Quia Timet Injunction is an injunction to restrain wrongful acts which are threatened or imminent but have not yet commenced. Fletcher v. Bealey (1884) [28 Ch.D. 688 at p. 698] stated the necessary conditions for equity courts to properly grant an injunction in such cases:

  1. proof of imminent danger;
  2. proof that the threatened injury will be practically irreparable; and
  3. proof that whenever the injurious circumstances ensue, it will be impossible to protect plaintiff’s interests, if relief is denied.

brevia anticipantia[edit]

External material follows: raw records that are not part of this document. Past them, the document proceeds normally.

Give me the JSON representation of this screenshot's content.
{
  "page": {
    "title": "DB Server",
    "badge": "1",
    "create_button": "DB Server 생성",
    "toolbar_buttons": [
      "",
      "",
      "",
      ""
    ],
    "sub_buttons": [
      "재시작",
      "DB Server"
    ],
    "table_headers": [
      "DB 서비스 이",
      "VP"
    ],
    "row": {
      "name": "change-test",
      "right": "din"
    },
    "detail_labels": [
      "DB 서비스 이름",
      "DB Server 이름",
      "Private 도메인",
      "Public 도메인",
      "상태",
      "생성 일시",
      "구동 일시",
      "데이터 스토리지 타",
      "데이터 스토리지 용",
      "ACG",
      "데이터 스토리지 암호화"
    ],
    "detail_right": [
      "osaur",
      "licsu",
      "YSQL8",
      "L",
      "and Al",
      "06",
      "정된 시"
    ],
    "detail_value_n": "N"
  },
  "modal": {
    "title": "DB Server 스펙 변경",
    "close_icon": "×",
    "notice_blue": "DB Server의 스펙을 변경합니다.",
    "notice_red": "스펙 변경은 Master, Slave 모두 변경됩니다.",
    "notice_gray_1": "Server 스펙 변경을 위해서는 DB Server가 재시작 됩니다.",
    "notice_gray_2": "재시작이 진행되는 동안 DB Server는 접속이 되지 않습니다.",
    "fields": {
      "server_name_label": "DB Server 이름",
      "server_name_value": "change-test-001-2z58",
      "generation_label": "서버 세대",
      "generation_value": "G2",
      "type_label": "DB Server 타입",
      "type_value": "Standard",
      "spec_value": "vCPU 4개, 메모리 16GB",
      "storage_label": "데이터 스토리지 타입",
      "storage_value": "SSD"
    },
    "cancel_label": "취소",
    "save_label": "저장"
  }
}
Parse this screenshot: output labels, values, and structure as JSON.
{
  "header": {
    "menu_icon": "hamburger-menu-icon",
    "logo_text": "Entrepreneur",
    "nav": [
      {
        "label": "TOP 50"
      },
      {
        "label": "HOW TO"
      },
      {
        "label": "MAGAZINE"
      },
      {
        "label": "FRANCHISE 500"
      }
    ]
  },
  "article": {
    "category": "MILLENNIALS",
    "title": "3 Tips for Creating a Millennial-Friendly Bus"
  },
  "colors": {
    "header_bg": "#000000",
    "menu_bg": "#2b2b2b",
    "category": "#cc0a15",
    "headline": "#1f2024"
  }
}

Quia Timet remedies were writs at common law. According to Lord Coke, "there be six writs of law that may be maintained quia timet, before any molestation, distress, or impleading; as. 1. A man may have his writ or mesne, before he be distrained. 2. A warrantia chartae, before he be impleaded. 3. A monstraverunt, before any distress or vexation. 4. An audita querela, before any execution sued. 5. A curia claudenda before any default of inclosure. 6. A ne injuste vexes, before any distress or molestation. And those are called brevia anticipantia, writs of prevention."[1]